Researchers Seek New Therapies to Treat Alzheimer’s

The San Francisco Chronicle reported on November 19, 2013 that researchers who have been studying amyloid beta protein are now expanding their efforts to other proteins  in their quest for a cure for Alzheimer’s disease.  The presence of the amyloid beta protein causes clumps of sticky plaques to form in the brains of people with Alzheimer’s.  According to the Chronicle, clinical trials aimed at removing beta amyloid from the brains of Alzheimer’s patients have failed, prompting researchers to look at other approaches to treat the disease.  At Stanford University scientists are studying whether removing the LilrB2 protein or altering it may stop amyloid beta protein build up; and whether the C1Q protein, a protein known to trigger immune responses in the brain, may be stopped so that damaged synapses in the brain may have a chance to recover before the symptoms of dementia set in.  In addition, scientists at San Francisco’s Gladstone Institute of Neurological Diseases are interested in people who have a genetic risk for Alzheimer’s.  Scientists at the Gladstone Institute have substantial evidence they claim suggests that apoE4 protein actually causes conditions such as Alzheimer’s, rather than simply being linked to them.

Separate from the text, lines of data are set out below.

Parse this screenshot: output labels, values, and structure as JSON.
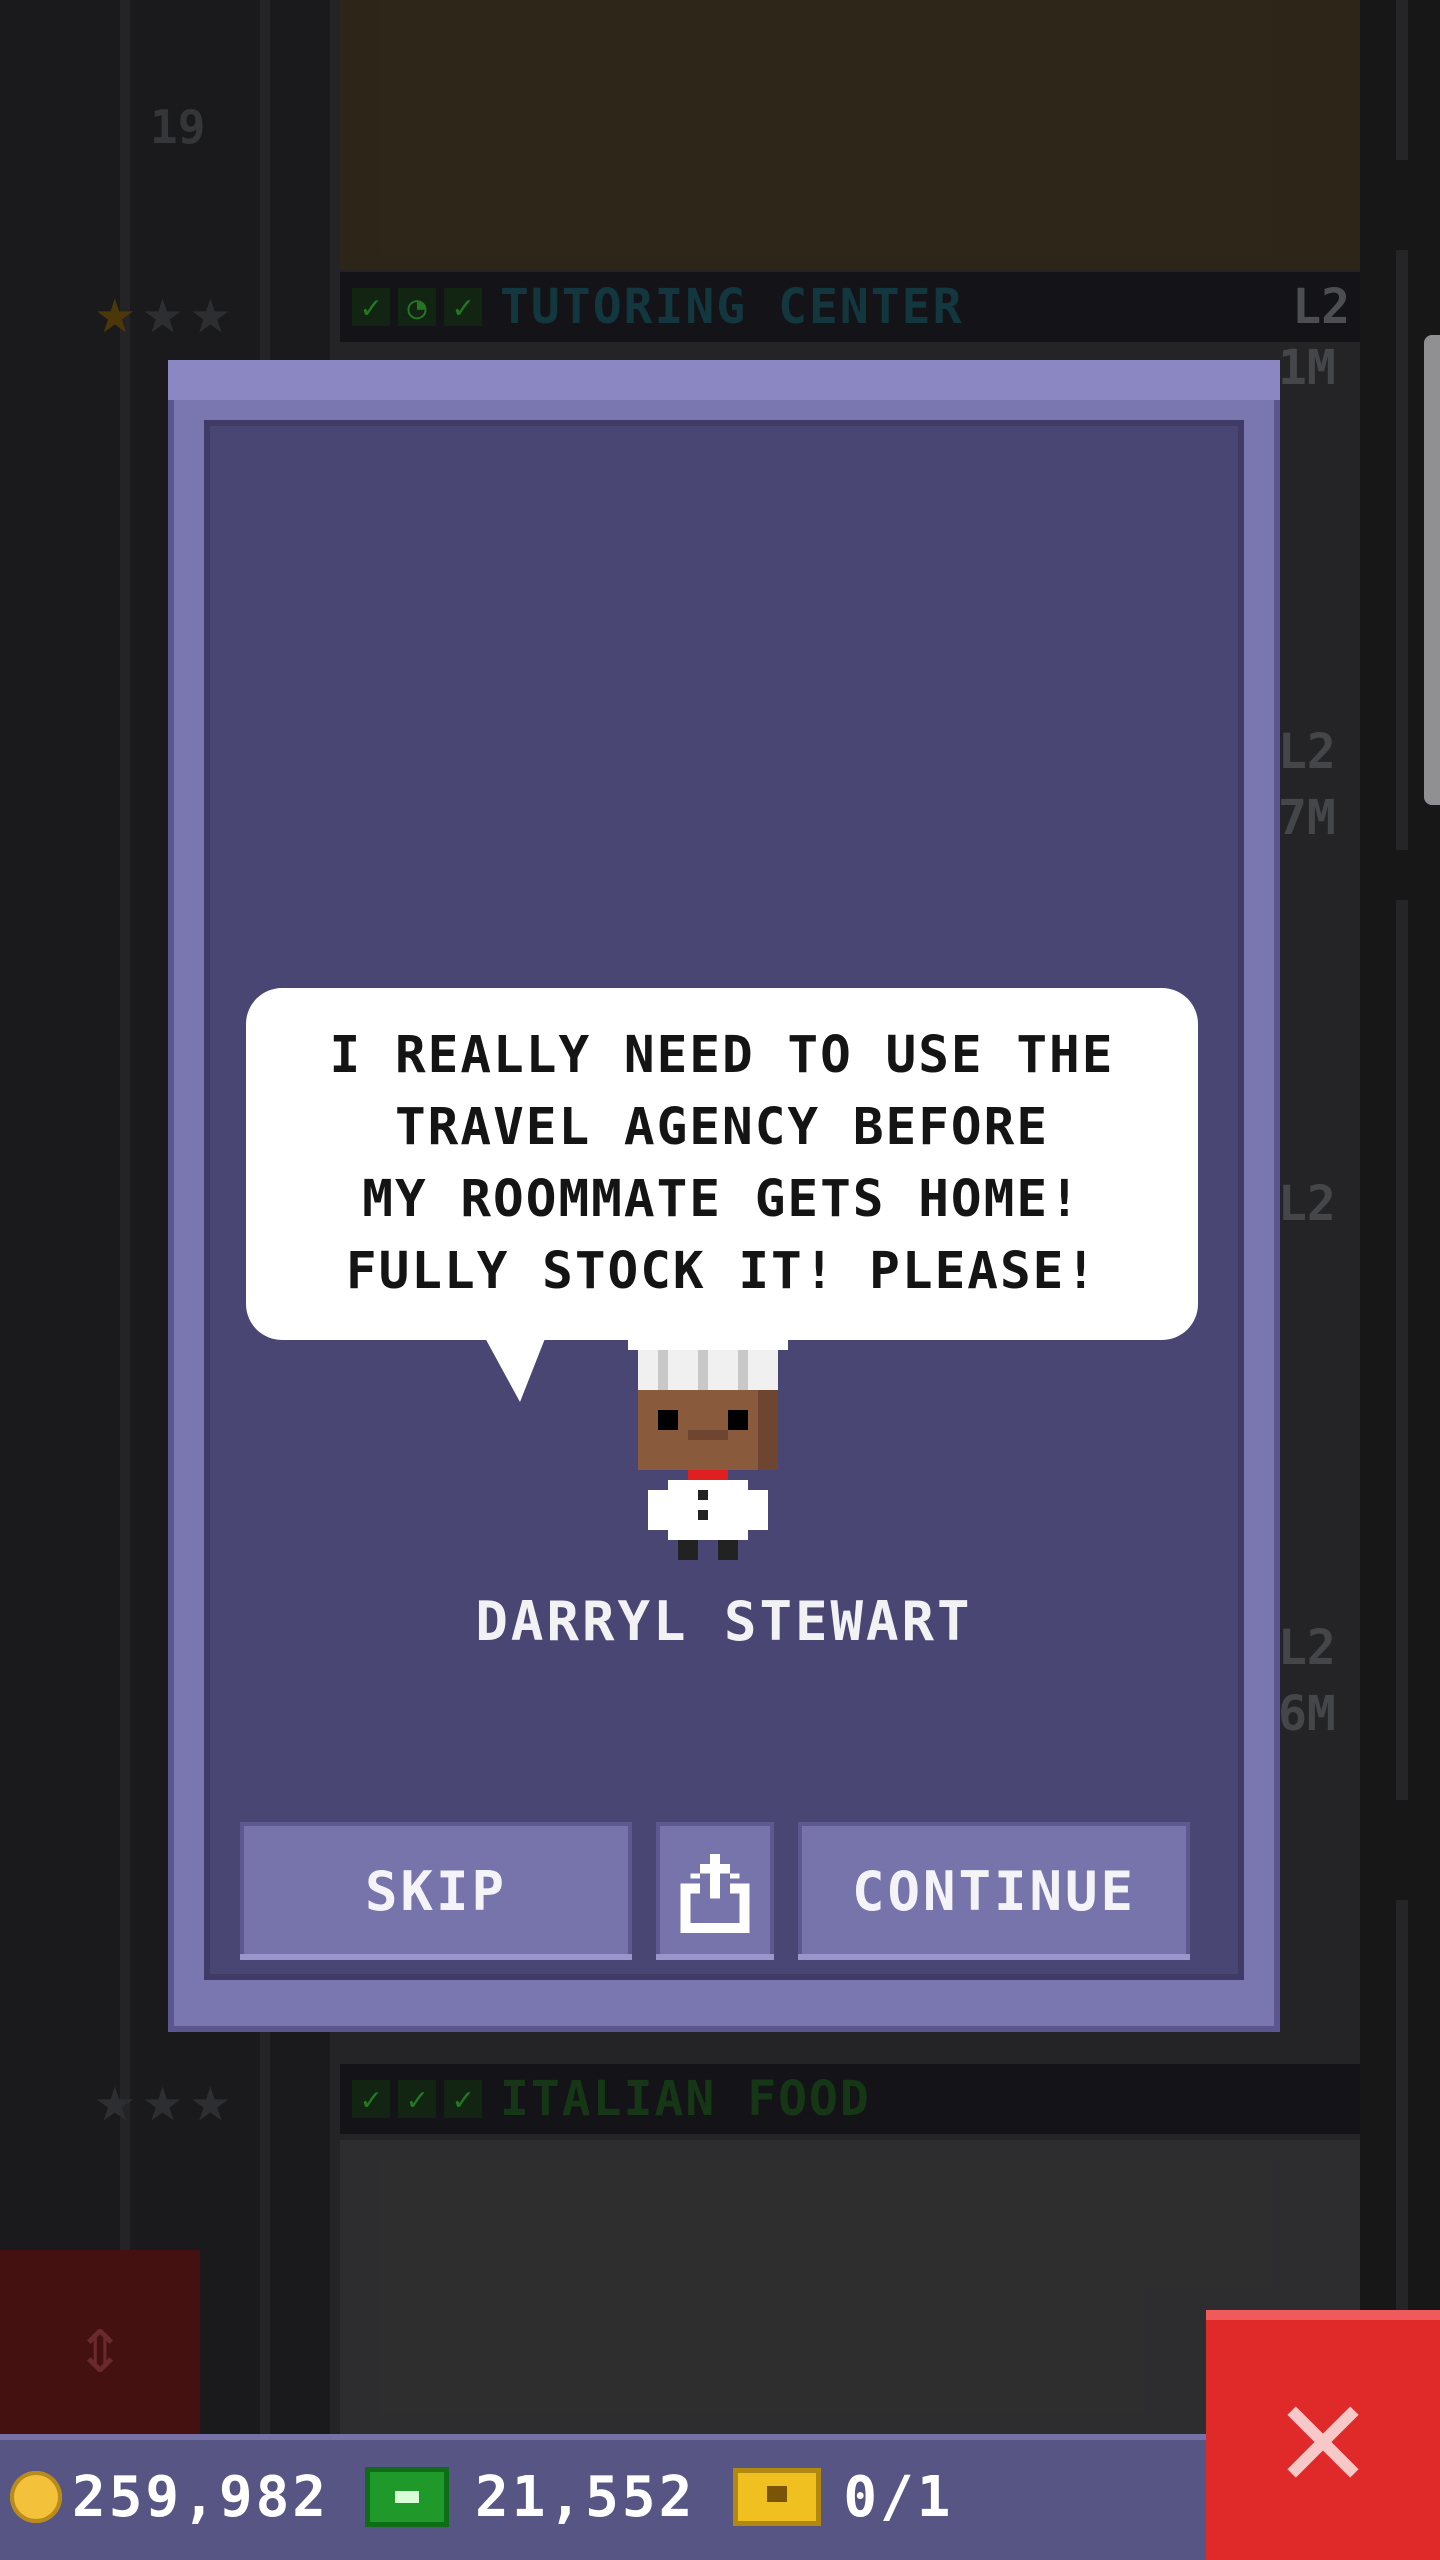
{
  "background": {
    "floor_number": "19",
    "floors": [
      {
        "name": "TUTORING CENTER",
        "level": "L2",
        "name_color": "#1f5a64"
      },
      {
        "name": "ITALIAN FOOD",
        "level": "",
        "name_color": "#235a23"
      }
    ],
    "side_letters": [
      "1M",
      "L2",
      "7M",
      "L2",
      "L2",
      "6M"
    ]
  },
  "dialog": {
    "speech": "I REALLY NEED TO USE THE\nTRAVEL AGENCY BEFORE\nMY ROOMMATE GETS HOME!\nFULLY STOCK IT! PLEASE!",
    "character_name": "DARRYL STEWART",
    "buttons": {
      "skip": "SKIP",
      "share_icon": "share-icon",
      "continue": "CONTINUE"
    }
  },
  "currency": {
    "coins": "259,982",
    "bux": "21,552",
    "tickets": "0/1"
  },
  "colors": {
    "dialog_frame": "#7a76b0",
    "dialog_panel": "#4a4673",
    "close_button": "#e02a2a",
    "currency_bar": "#575584"
  }
}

To underscore the need for new therapies to treat Alzheimer’s disease, Janssen Pharmaceuticals Inc., a subsidiary of Johnson and Johnson, will collaborate with German pharmaceutical company Evotec AG to develop new treatments. Their goal will be to identify targets for new drugs that will focus on the disease’s  pathology, particularly in the initial stages, in the hope that new therapies will result in significant benefits to patients.  According to Leo Sun, the collaboration acknowledges that current treatments for Alzheimer’s disease are insufficient because they address the symptoms of the disease but do not treat the underlying causes.

Current medications for Alzheimer’s  treat memory loss and focus on either the early to moderate stages of the disease or the moderate to severe stages of the disease.  Other medications treat behavior and personality changes such as irritability, anxiety, and depression in the early stages of the disease.  Other behavior and personality changes in the later stages of the disease include anger, agitation, aggression, emotional distress, physical and verbal outbursts, restlessness, hallucinations, delusions, and sleep problems.  There are also several alternative therapies for the treatment of Alzheimer’s such as caprylic acid and coconut oil, coenzyme Q10, ginkgo biloba, omega-3 fatty acids, and tramiprosate. The FDA cautions users about the use of alternative therapies because they have not been through the FDA’s rigorous testing and approval procedures.  The FDA also points to potential issues regarding the products safety and effectiveness, purity, and interaction with prescribed medications.

Earlier this year the FDA released draft guidance titled “Guidance for Industry, Alzheimer’s Disease: Developing Drugs for the Treatment of Early Stage Disease.”  The FDA intended that the guidance be used to assist companies in developing new treatments for patients that are in the early stages of Alzheimer’s disease. The guidance explains the FDA’s current position on how researchers can identify and select patients with early Alzheimer’s disease or those who are at risk of developing the disease, for participation in clinical trials. The goal for the clinical trials is to ensure that any beneficial effect on thinking is associated with an improvement or a lack of decline in how a patient feels or functions.  The guidance indicates that the FDA recognizes the need for additional therapies since the current drugs have limited effectiveness.